=== Begin Enclosure ===

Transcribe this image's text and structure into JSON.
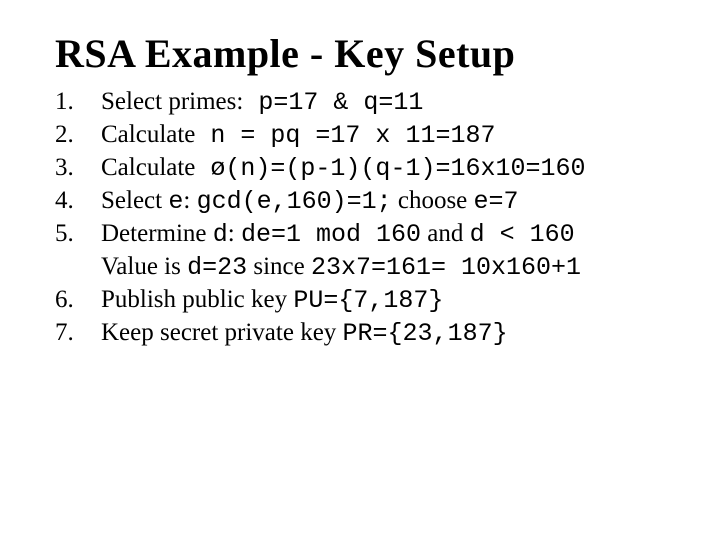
{
  "title": "RSA Example - Key Setup",
  "steps": {
    "s1": {
      "a": "Select primes:",
      "b": " p=17 & q=11"
    },
    "s2": {
      "a": "Calculate",
      "b": "    n = pq =17 x 11=187"
    },
    "s3": {
      "a": "Calculate",
      "b": "    ø(n)=(p-1)(q-1)=16x10=160"
    },
    "s4": {
      "a": "Select ",
      "b": "e",
      "c": ": ",
      "d": "gcd(e,160)=1;",
      "e": " choose ",
      "f": "e=7"
    },
    "s5": {
      "a": "Determine ",
      "b": "d",
      "c": ": ",
      "d": "de=1 mod 160",
      "e": " and ",
      "f": "d < 160",
      "g": "Value is ",
      "h": "d=23",
      "i": " since ",
      "j": "23x7=161= 10x160+1"
    },
    "s6": {
      "a": "Publish public key ",
      "b": "PU={7,187}"
    },
    "s7": {
      "a": "Keep secret private key ",
      "b": "PR={23,187}"
    }
  }
}
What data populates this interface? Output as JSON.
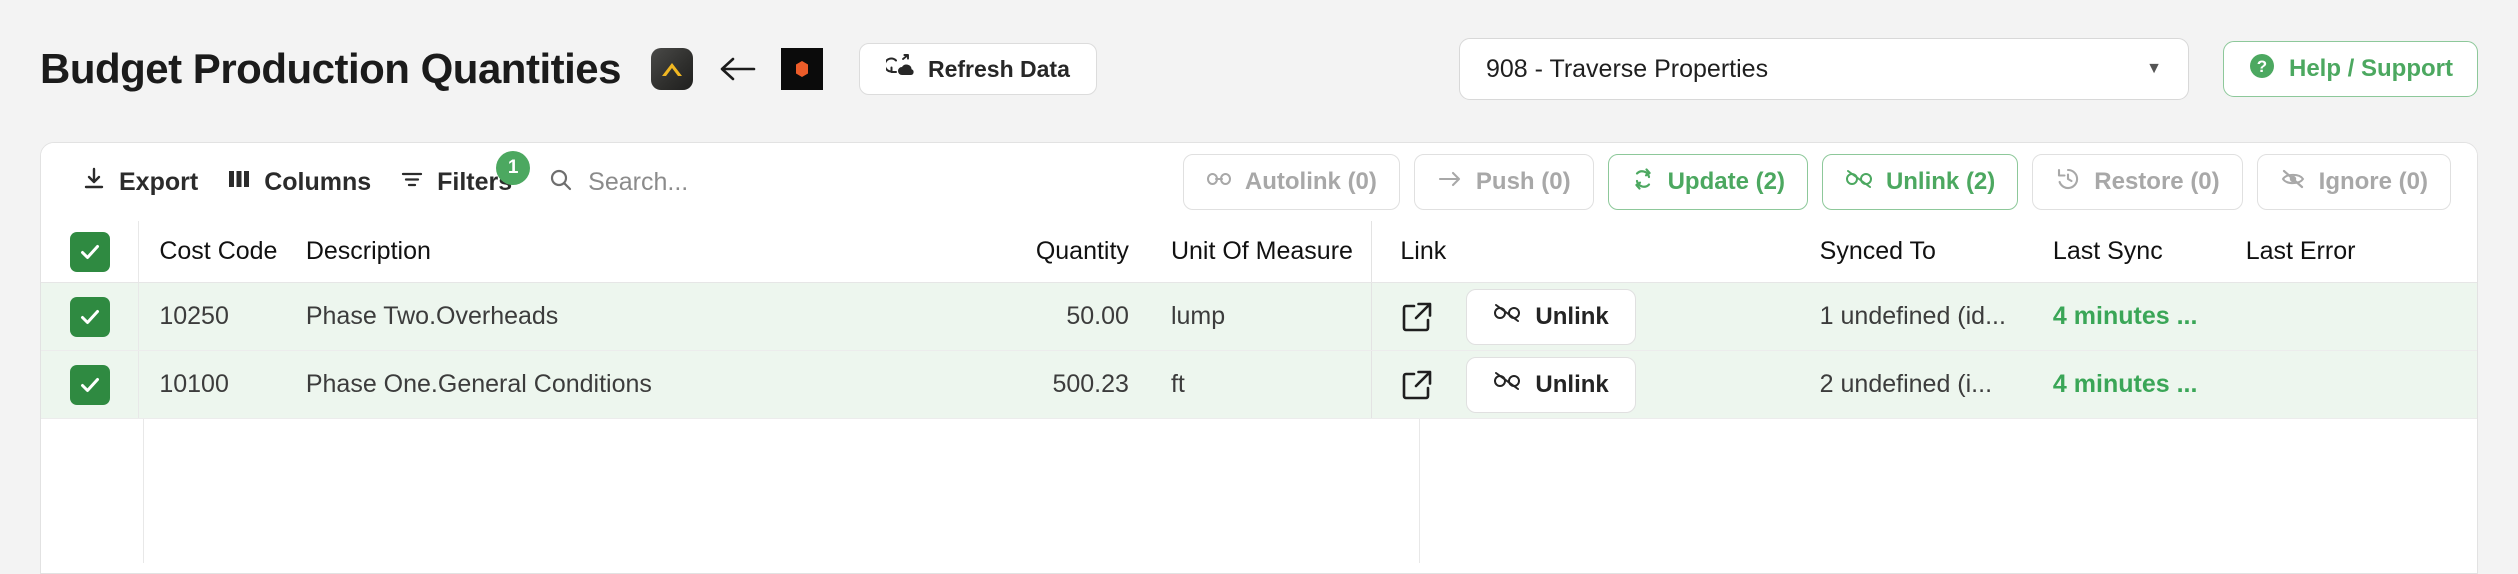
{
  "header": {
    "title": "Budget Production Quantities",
    "icons": [
      {
        "name": "acumatica-logo-icon"
      },
      {
        "name": "back-arrow-icon"
      },
      {
        "name": "procore-logo-icon"
      }
    ],
    "refresh_label": "Refresh Data",
    "refresh_icon": "cloud-refresh-icon",
    "project_value": "908 - Traverse Properties",
    "project_caret_icon": "chevron-down-icon",
    "help_label": "Help / Support",
    "help_icon": "question-circle-icon"
  },
  "toolbar": {
    "export_label": "Export",
    "export_icon": "download-icon",
    "columns_label": "Columns",
    "columns_icon": "columns-icon",
    "filters_label": "Filters",
    "filters_icon": "filter-icon",
    "filters_badge": "1",
    "search_icon": "search-icon",
    "search_value": "",
    "search_placeholder": "Search...",
    "actions": [
      {
        "label": "Autolink (0)",
        "icon": "link-icon",
        "state": "disabled"
      },
      {
        "label": "Push (0)",
        "icon": "arrow-right-icon",
        "state": "disabled"
      },
      {
        "label": "Update (2)",
        "icon": "refresh-cw-icon",
        "state": "active"
      },
      {
        "label": "Unlink (2)",
        "icon": "unlink-icon",
        "state": "active"
      },
      {
        "label": "Restore (0)",
        "icon": "history-icon",
        "state": "disabled"
      },
      {
        "label": "Ignore (0)",
        "icon": "eye-off-icon",
        "state": "disabled"
      }
    ]
  },
  "table": {
    "select_all_checked": true,
    "columns": [
      "Cost Code",
      "Description",
      "Quantity",
      "Unit Of Measure",
      "Link",
      "Synced To",
      "Last Sync",
      "Last Error"
    ],
    "rows": [
      {
        "checked": true,
        "cost_code": "10250",
        "description": "Phase Two.Overheads",
        "quantity": "50.00",
        "unit_of_measure": "lump",
        "link_icon": "external-link-icon",
        "unlink_label": "Unlink",
        "unlink_icon": "unlink-icon",
        "synced_to": "1 undefined (id...",
        "last_sync": "4 minutes ...",
        "last_error": ""
      },
      {
        "checked": true,
        "cost_code": "10100",
        "description": "Phase One.General Conditions",
        "quantity": "500.23",
        "unit_of_measure": "ft",
        "link_icon": "external-link-icon",
        "unlink_label": "Unlink",
        "unlink_icon": "unlink-icon",
        "synced_to": "2 undefined (i...",
        "last_sync": "4 minutes ...",
        "last_error": ""
      }
    ]
  },
  "colors": {
    "accent_green": "#4ca860",
    "checkbox_green": "#2f8a41",
    "row_selected_bg": "#edf6ee",
    "sync_text_green": "#3aa657",
    "procore_orange": "#ec5c29",
    "acumatica_gold": "#f0b722",
    "page_bg": "#f3f3f3"
  }
}
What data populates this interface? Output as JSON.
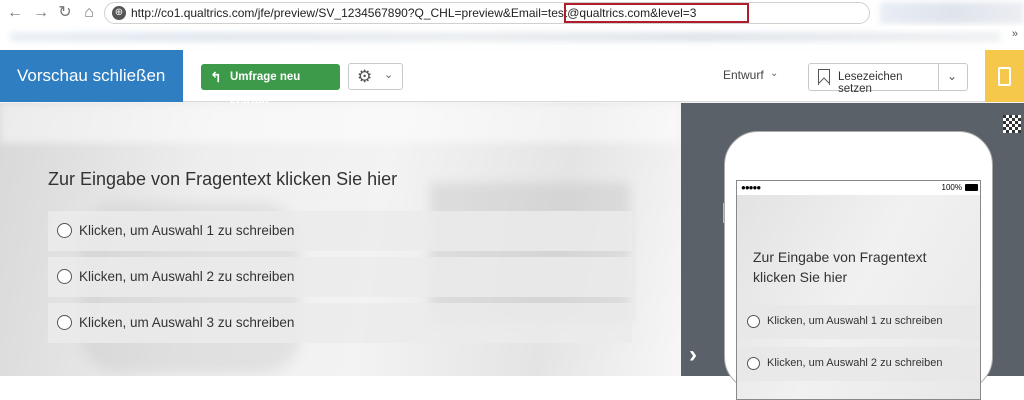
{
  "browser": {
    "back_icon": "←",
    "forward_icon": "→",
    "reload_icon": "↻",
    "home_icon": "⌂",
    "url": "http://co1.qualtrics.com/jfe/preview/SV_1234567890?Q_CHL=preview&Email=test@qualtrics.com&level=3",
    "bookmarks_more": "»"
  },
  "toolbar": {
    "close_preview_label": "Vorschau schließen",
    "restart_label": "Umfrage neu starten",
    "draft_label": "Entwurf",
    "bookmark_label": "Lesezeichen setzen"
  },
  "survey": {
    "question": "Zur Eingabe von Fragentext klicken Sie hier",
    "choices": [
      "Klicken, um Auswahl 1 zu schreiben",
      "Klicken, um Auswahl 2 zu schreiben",
      "Klicken, um Auswahl 3 zu schreiben"
    ]
  },
  "mobile": {
    "signal": "●●●●●",
    "battery": "100%",
    "question": "Zur Eingabe von Fragentext klicken Sie hier",
    "choices": [
      "Klicken, um Auswahl 1 zu schreiben",
      "Klicken, um Auswahl 2 zu schreiben"
    ],
    "next_icon": "›"
  },
  "colors": {
    "close_preview_bg": "#2f7ec1",
    "restart_bg": "#3d9a4a",
    "device_toggle_bg": "#f5c84c",
    "mobile_panel_bg": "#5b6168",
    "url_highlight": "#b01c2b"
  }
}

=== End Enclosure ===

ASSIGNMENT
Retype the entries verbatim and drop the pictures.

SOLVED EXERCISE
Transcribe this image's text and structure into JSON.
{
  "title": "RSA Example - Key Setup",
  "steps": {
    "s1": {
      "a": "Select primes:",
      "b": " p=17 & q=11"
    },
    "s2": {
      "a": "Calculate",
      "b": "    n = pq =17 x 11=187"
    },
    "s3": {
      "a": "Calculate",
      "b": "    ø(n)=(p-1)(q-1)=16x10=160"
    },
    "s4": {
      "a": "Select ",
      "b": "e",
      "c": ": ",
      "d": "gcd(e,160)=1;",
      "e": " choose ",
      "f": "e=7"
    },
    "s5": {
      "a": "Determine ",
      "b": "d",
      "c": ": ",
      "d": "de=1 mod 160",
      "e": " and ",
      "f": "d < 160",
      "g": "Value is ",
      "h": "d=23",
      "i": " since ",
      "j": "23x7=161= 10x160+1"
    },
    "s6": {
      "a": "Publish public key ",
      "b": "PU={7,187}"
    },
    "s7": {
      "a": "Keep secret private key ",
      "b": "PR={23,187}"
    }
  }
}
What data populates this interface? Output as JSON.
{
  "header": {
    "title": "Budget Production Quantities",
    "icons": [
      {
        "name": "acumatica-logo-icon"
      },
      {
        "name": "back-arrow-icon"
      },
      {
        "name": "procore-logo-icon"
      }
    ],
    "refresh_label": "Refresh Data",
    "refresh_icon": "cloud-refresh-icon",
    "project_value": "908 - Traverse Properties",
    "project_caret_icon": "chevron-down-icon",
    "help_label": "Help / Support",
    "help_icon": "question-circle-icon"
  },
  "toolbar": {
    "export_label": "Export",
    "export_icon": "download-icon",
    "columns_label": "Columns",
    "columns_icon": "columns-icon",
    "filters_label": "Filters",
    "filters_icon": "filter-icon",
    "filters_badge": "1",
    "search_icon": "search-icon",
    "search_value": "",
    "search_placeholder": "Search...",
    "actions": [
      {
        "label": "Autolink (0)",
        "icon": "link-icon",
        "state": "disabled"
      },
      {
        "label": "Push (0)",
        "icon": "arrow-right-icon",
        "state": "disabled"
      },
      {
        "label": "Update (2)",
        "icon": "refresh-cw-icon",
        "state": "active"
      },
      {
        "label": "Unlink (2)",
        "icon": "unlink-icon",
        "state": "active"
      },
      {
        "label": "Restore (0)",
        "icon": "history-icon",
        "state": "disabled"
      },
      {
        "label": "Ignore (0)",
        "icon": "eye-off-icon",
        "state": "disabled"
      }
    ]
  },
  "table": {
    "select_all_checked": true,
    "columns": [
      "Cost Code",
      "Description",
      "Quantity",
      "Unit Of Measure",
      "Link",
      "Synced To",
      "Last Sync",
      "Last Error"
    ],
    "rows": [
      {
        "checked": true,
        "cost_code": "10250",
        "description": "Phase Two.Overheads",
        "quantity": "50.00",
        "unit_of_measure": "lump",
        "link_icon": "external-link-icon",
        "unlink_label": "Unlink",
        "unlink_icon": "unlink-icon",
        "synced_to": "1 undefined (id...",
        "last_sync": "4 minutes ...",
        "last_error": ""
      },
      {
        "checked": true,
        "cost_code": "10100",
        "description": "Phase One.General Conditions",
        "quantity": "500.23",
        "unit_of_measure": "ft",
        "link_icon": "external-link-icon",
        "unlink_label": "Unlink",
        "unlink_icon": "unlink-icon",
        "synced_to": "2 undefined (i...",
        "last_sync": "4 minutes ...",
        "last_error": ""
      }
    ]
  },
  "colors": {
    "accent_green": "#4ca860",
    "checkbox_green": "#2f8a41",
    "row_selected_bg": "#edf6ee",
    "sync_text_green": "#3aa657",
    "procore_orange": "#ec5c29",
    "acumatica_gold": "#f0b722",
    "page_bg": "#f3f3f3"
  }
}
What data populates this interface? Output as JSON.
{
  "browser": {
    "back_icon": "←",
    "forward_icon": "→",
    "reload_icon": "↻",
    "home_icon": "⌂",
    "url": "http://co1.qualtrics.com/jfe/preview/SV_1234567890?Q_CHL=preview&Email=test@qualtrics.com&level=3",
    "bookmarks_more": "»"
  },
  "toolbar": {
    "close_preview_label": "Vorschau schließen",
    "restart_label": "Umfrage neu starten",
    "draft_label": "Entwurf",
    "bookmark_label": "Lesezeichen setzen"
  },
  "survey": {
    "question": "Zur Eingabe von Fragentext klicken Sie hier",
    "choices": [
      "Klicken, um Auswahl 1 zu schreiben",
      "Klicken, um Auswahl 2 zu schreiben",
      "Klicken, um Auswahl 3 zu schreiben"
    ]
  },
  "mobile": {
    "signal": "●●●●●",
    "battery": "100%",
    "question": "Zur Eingabe von Fragentext klicken Sie hier",
    "choices": [
      "Klicken, um Auswahl 1 zu schreiben",
      "Klicken, um Auswahl 2 zu schreiben"
    ],
    "next_icon": "›"
  },
  "colors": {
    "close_preview_bg": "#2f7ec1",
    "restart_bg": "#3d9a4a",
    "device_toggle_bg": "#f5c84c",
    "mobile_panel_bg": "#5b6168",
    "url_highlight": "#b01c2b"
  }
}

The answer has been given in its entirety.